- Alternatively, the onions can be prepared through step 1, cooled in the pot, and refrigerated for up to 3 days before proceeding with the recipe.”
- This soup freezes beautifully
- A Kitchen Slicer is a great aid in making this soup.
- Onions: They keep well, so try to buy on sale. Aldi’s is a good place to find reasonably priced onions. Always less expensive in the fall/winter months, the pricing in my area runs from 33 to 66 cents a pound. Store them in a dark, cool place but not near potatoes. If you’ve bought too many onions, don’t let them go bad.If you use half an onion, consider if you can sauté the rest and put it in a Ziploc in the freezer. If not store in the door where you’ll see it when you’re cooking next. My onions were 56 cents a pound, 4 pounds was $2.24
- Butter: A bit of a splurge, cost and calorie wise – but for taste and health, I’d rather use real butter than trans fat laden margarine or oils. Yes – they do have trans fat, even if the label says they don’t. Harvard, for instance, says unequivocally: “The key to a healthy diet is to substitute good fats for bad fats and to avoid trans fat.” While butter isn’t a healthy fat, many feel that trans fat is worse than saturated.
- Buy on deep specials, often around the holidays with store coupons. I shoot for $2.50 a pound and freeze, where it stays fine for months. Cost for this recipe: 3 tablespoons, 23 cents.
- Chicken Stock: If you read me regularly, I make my own with scraps of vegetables and bones – here’s the basic recipe I use for Best Turkey or Chicken Stock – it’s not particular and though it simmers for a long time, the burner is barely on – I just count it as free.
- Beef Stock: Beef stock can be bought very cheaply with coupons and sales right before any Holiday, especially Thanksgiving and Christmas. Often it is possible to procure it at no cost. I paid $1.89 at Aldi’s for their 4 cup box and froze two cups for later use. Cost: 95 cents.
- Cheese: Cheese is an item that I almost always buy on sale. Often with store specials, coupons and special offers from the producers I can get cheese very cheaply, and sometimes at no cost. I’ll stock up then – if it’s not open, it keeps forever. If I have to freeze, I will sometimes do this – it’s ok when used in a casserole, but not very good for eating. I look for a price of a dollar (or less) for an eight ounce block of store cheese. Cost 50 cents.

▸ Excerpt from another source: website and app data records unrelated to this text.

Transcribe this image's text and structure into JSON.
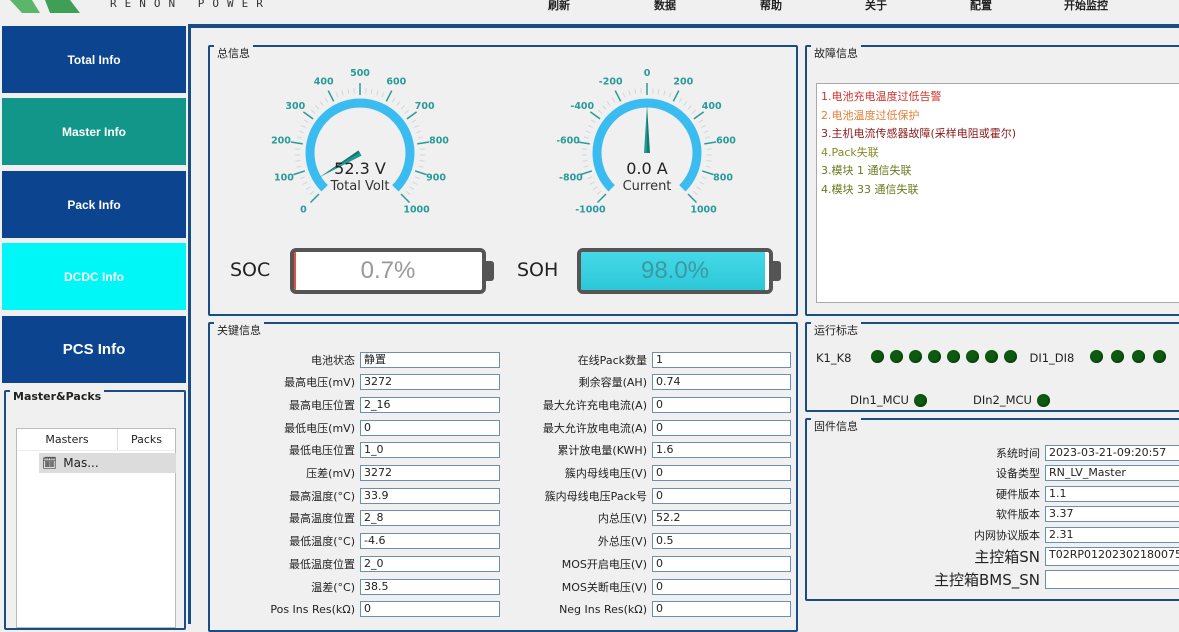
{
  "brand": {
    "name": "RENON POWER",
    "logo_color": "#4caf50"
  },
  "menu": [
    "刷新",
    "数据",
    "帮助",
    "关于",
    "配置",
    "开始监控"
  ],
  "nav": [
    {
      "label": "Total Info",
      "color": "#0d4490"
    },
    {
      "label": "Master Info",
      "color": "#13968a"
    },
    {
      "label": "Pack Info",
      "color": "#0d4490"
    },
    {
      "label": "DCDC Info",
      "color": "#00f7f7"
    },
    {
      "label": "PCS Info",
      "color": "#0d4490"
    }
  ],
  "tree": {
    "title": "Master&Packs",
    "columns": [
      "Masters",
      "Packs"
    ],
    "items": [
      "Mas..."
    ]
  },
  "total": {
    "title": "总信息",
    "volt": {
      "value": 52.3,
      "text": "52.3 V",
      "label": "Total Volt",
      "min": 0,
      "max": 1000,
      "ticks": [
        0,
        100,
        200,
        300,
        400,
        500,
        600,
        700,
        800,
        900,
        1000
      ]
    },
    "current": {
      "value": 0.0,
      "text": "0.0 A",
      "label": "Current",
      "min": -1000,
      "max": 1000,
      "ticks": [
        -1000,
        -800,
        -600,
        -400,
        -200,
        0,
        200,
        400,
        600,
        800,
        1000
      ]
    },
    "soc": {
      "label": "SOC",
      "value": 0.7,
      "text": "0.7%"
    },
    "soh": {
      "label": "SOH",
      "value": 98.0,
      "text": "98.0%"
    }
  },
  "faults": {
    "title": "故障信息",
    "items": [
      {
        "text": "1.电池充电温度过低告警",
        "color": "#d0342c"
      },
      {
        "text": "2.电池温度过低保护",
        "color": "#e0803a"
      },
      {
        "text": "3.主机电流传感器故障(采样电阻或霍尔)",
        "color": "#8b1a1a"
      },
      {
        "text": "4.Pack失联",
        "color": "#8a8a2a"
      },
      {
        "text": "3.模块 1 通信失联",
        "color": "#6b7a20"
      },
      {
        "text": "4.模块 33 通信失联",
        "color": "#6b7a20"
      }
    ]
  },
  "key": {
    "title": "关键信息",
    "left": [
      [
        "电池状态",
        "静置"
      ],
      [
        "最高电压(mV)",
        "3272"
      ],
      [
        "最高电压位置",
        "2_16"
      ],
      [
        "最低电压(mV)",
        "0"
      ],
      [
        "最低电压位置",
        "1_0"
      ],
      [
        "压差(mV)",
        "3272"
      ],
      [
        "最高温度(°C)",
        "33.9"
      ],
      [
        "最高温度位置",
        "2_8"
      ],
      [
        "最低温度(°C)",
        "-4.6"
      ],
      [
        "最低温度位置",
        "2_0"
      ],
      [
        "温差(°C)",
        "38.5"
      ],
      [
        "Pos Ins Res(kΩ)",
        "0"
      ]
    ],
    "right": [
      [
        "在线Pack数量",
        "1"
      ],
      [
        "剩余容量(AH)",
        "0.74"
      ],
      [
        "最大允许充电电流(A)",
        "0"
      ],
      [
        "最大允许放电电流(A)",
        "0"
      ],
      [
        "累计放电量(KWH)",
        "1.6"
      ],
      [
        "簇内母线电压(V)",
        "0"
      ],
      [
        "簇内母线电压Pack号",
        "0"
      ],
      [
        "内总压(V)",
        "52.2"
      ],
      [
        "外总压(V)",
        "0.5"
      ],
      [
        "MOS开启电压(V)",
        "0"
      ],
      [
        "MOS关断电压(V)",
        "0"
      ],
      [
        "Neg Ins Res(kΩ)",
        "0"
      ]
    ]
  },
  "run": {
    "title": "运行标志",
    "k_label": "K1_K8",
    "k_count": 8,
    "di_label": "DI1_DI8",
    "di_count": 4,
    "din1": "DIn1_MCU",
    "din2": "DIn2_MCU",
    "led_color": "#0d5a10"
  },
  "fw": {
    "title": "固件信息",
    "rows": [
      [
        "系统时间",
        "2023-03-21-09:20:57"
      ],
      [
        "设备类型",
        "RN_LV_Master"
      ],
      [
        "硬件版本",
        "1.1"
      ],
      [
        "软件版本",
        "3.37"
      ],
      [
        "内网协议版本",
        "2.31"
      ],
      [
        "主控箱SN",
        "T02RP01202302180075"
      ],
      [
        "主控箱BMS_SN",
        ""
      ]
    ]
  }
}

- Sherry: A bottle of basic sherry for cooking is normally quite inexpensive, even more so if bought during a sale. Look for great sales in the fall and early spring. Cost for a bottle, $6.97, for half a cup about 99 cents.
- Bread: Can be a huge variable; since only a bit is used in this recipe, make sure you have a plan for the rest. Cost for my baguette on sale was $1.00 – used about 1/2. 50 cents.
Per Serving (excluding unknown items): 623 Calories; 41g Fat (60.8% calories from fat); 45g Protein; 15g Carbohydrate; 4g Dietary Fiber; 134mg Cholesterol; 1145mg Sodium. Exchanges: 0 Grain(Starch); 6 Lean Meat; 1 1/2 Vegetable; 5 Fat.
Put Your Own Spin on It:
- A lot of recipes call for white or red wine in the body of the soup.
- You could certainly make your own beef broth, about a six hour process to do well. I have such a hard time finding beef bones in my area – or when I do, at a decent price – that I do like to use the combination beef & chicken broth. I find the chicken broth helps keep the store-bought broth from being too overpowering.
- A lot of people I know add a touch of Worcestershire to this soup.
- A combination of Gruyure/Parmesan or Swiss/Parmesan cheese is a wonderful gooey, nutty combination.
My Pay Off:
Truly a budget recipe, especially if you buy your stock at the right time. Its worth noting that the soup, itself, is very low calorie, its the cheese and bread that are not so forgiving.
French Onion soup made November 2011, priced at $3.90. Repriced February 2014 for $5.41.